▶ WORK ORDER
Give back each line of the material that contains the word "true".
━━━━━━
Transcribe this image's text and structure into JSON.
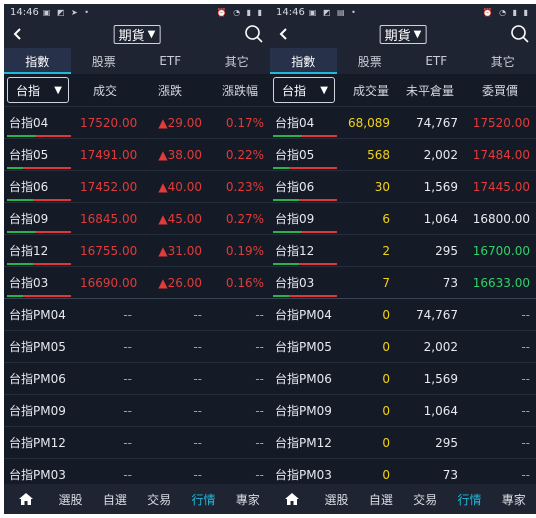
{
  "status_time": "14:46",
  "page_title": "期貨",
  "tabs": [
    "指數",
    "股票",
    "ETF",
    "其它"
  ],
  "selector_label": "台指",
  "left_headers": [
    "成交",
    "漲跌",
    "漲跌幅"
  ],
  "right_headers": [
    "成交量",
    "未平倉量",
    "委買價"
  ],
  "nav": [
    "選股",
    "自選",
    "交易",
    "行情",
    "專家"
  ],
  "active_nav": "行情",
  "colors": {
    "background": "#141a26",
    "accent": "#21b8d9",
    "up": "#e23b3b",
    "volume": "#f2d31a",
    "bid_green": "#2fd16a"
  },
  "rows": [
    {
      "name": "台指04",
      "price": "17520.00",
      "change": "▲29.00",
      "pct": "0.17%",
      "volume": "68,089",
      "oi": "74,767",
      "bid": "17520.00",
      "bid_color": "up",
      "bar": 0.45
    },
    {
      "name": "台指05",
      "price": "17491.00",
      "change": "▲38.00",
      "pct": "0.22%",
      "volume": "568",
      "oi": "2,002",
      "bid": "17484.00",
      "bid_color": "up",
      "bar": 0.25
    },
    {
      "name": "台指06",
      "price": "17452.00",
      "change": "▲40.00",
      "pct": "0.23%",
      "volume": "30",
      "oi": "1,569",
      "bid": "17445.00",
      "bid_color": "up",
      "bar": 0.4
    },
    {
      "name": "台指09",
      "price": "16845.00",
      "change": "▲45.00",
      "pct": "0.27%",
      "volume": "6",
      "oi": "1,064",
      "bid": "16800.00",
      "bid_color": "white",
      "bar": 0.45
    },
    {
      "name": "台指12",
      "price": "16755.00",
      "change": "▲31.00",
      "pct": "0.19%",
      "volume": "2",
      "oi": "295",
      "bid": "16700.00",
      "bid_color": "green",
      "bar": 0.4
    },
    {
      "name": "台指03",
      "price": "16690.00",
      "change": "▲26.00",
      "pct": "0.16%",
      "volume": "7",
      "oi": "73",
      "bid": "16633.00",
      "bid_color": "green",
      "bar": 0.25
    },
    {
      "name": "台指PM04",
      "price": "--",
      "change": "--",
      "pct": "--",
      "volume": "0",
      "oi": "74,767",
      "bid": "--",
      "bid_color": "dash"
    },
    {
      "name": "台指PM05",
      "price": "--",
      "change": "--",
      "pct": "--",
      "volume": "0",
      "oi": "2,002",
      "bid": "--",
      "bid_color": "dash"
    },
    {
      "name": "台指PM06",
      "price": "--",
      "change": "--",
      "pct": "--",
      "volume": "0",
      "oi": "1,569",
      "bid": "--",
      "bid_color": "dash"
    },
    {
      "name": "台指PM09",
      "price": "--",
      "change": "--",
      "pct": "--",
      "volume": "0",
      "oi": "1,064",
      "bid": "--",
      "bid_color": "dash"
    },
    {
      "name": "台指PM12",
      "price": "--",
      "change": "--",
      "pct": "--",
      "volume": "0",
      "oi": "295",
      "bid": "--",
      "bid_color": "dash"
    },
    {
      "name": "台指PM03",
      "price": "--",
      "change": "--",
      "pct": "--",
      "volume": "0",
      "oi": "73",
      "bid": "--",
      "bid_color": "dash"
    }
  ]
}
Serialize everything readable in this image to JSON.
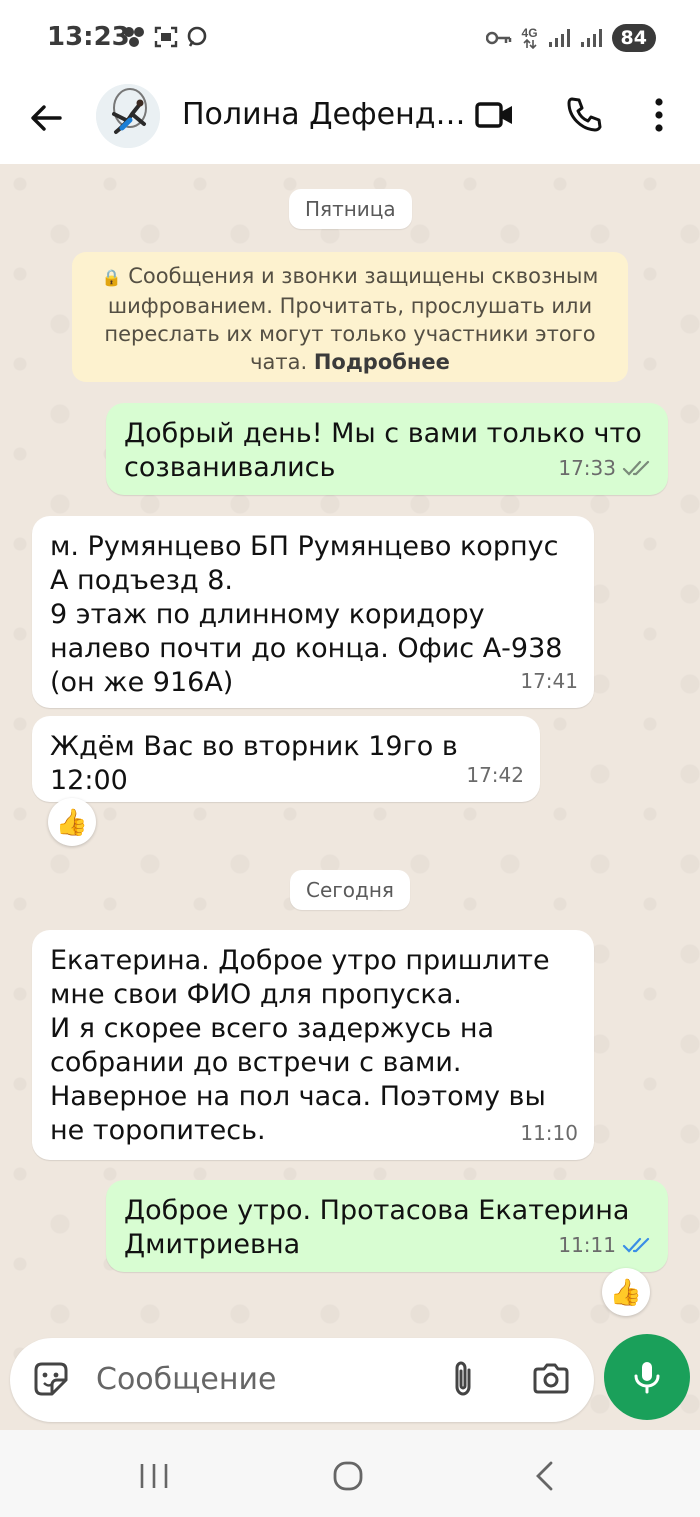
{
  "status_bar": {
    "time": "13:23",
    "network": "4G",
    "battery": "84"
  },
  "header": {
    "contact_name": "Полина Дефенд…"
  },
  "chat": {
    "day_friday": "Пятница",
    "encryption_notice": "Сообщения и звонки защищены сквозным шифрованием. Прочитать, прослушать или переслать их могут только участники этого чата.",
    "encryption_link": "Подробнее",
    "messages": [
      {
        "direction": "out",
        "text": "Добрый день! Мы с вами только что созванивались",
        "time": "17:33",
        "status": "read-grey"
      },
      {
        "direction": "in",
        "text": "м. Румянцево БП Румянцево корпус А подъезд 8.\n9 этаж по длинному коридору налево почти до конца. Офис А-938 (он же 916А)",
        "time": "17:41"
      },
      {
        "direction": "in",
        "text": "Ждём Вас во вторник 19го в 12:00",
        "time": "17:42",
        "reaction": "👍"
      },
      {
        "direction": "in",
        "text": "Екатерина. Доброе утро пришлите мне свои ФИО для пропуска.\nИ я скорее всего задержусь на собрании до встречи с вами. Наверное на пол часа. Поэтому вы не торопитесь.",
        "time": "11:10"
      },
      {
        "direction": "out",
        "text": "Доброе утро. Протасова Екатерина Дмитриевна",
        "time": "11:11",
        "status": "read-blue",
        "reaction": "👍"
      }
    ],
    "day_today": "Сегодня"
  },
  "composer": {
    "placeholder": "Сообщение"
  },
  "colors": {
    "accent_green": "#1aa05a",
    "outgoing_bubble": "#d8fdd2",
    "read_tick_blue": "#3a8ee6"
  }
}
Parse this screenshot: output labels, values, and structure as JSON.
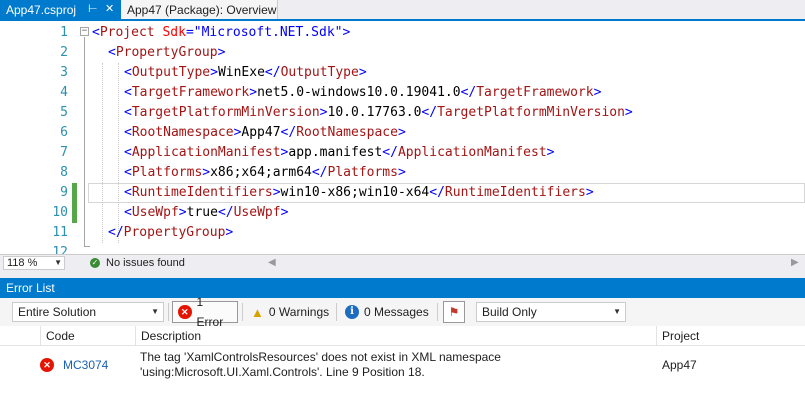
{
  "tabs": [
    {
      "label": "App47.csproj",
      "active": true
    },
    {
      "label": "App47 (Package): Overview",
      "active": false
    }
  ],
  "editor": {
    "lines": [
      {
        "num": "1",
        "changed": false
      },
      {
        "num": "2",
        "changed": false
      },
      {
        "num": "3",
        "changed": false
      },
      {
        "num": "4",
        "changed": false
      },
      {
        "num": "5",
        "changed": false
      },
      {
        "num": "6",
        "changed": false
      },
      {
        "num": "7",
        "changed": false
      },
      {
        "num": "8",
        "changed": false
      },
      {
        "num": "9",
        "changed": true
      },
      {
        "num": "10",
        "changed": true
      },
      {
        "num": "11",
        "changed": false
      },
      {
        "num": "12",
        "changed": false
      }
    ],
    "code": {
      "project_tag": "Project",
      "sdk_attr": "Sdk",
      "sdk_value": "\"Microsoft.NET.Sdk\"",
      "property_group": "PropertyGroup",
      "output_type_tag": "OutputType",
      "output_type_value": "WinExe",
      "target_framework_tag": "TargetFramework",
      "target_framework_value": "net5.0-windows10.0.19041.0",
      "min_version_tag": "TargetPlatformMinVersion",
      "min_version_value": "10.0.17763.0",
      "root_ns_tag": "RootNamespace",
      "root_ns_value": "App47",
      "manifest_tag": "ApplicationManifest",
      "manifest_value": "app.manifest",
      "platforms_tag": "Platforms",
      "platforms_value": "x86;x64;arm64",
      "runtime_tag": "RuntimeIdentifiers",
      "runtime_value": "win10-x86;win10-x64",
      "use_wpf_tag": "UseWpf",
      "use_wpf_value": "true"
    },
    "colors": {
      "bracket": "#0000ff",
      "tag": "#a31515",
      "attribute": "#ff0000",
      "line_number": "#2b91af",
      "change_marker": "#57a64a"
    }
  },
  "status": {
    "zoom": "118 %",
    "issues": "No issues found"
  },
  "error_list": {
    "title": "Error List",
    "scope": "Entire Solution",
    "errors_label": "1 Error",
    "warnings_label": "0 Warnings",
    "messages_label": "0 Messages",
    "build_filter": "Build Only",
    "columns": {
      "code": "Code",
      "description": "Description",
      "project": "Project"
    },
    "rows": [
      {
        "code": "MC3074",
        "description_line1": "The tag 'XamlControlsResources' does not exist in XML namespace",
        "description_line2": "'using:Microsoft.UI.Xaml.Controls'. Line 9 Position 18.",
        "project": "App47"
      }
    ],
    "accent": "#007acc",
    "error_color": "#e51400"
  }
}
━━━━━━
▶ TASK ANSWER
      "active": true
        "changed": true
        "changed": true
      "use_wpf_value": "true"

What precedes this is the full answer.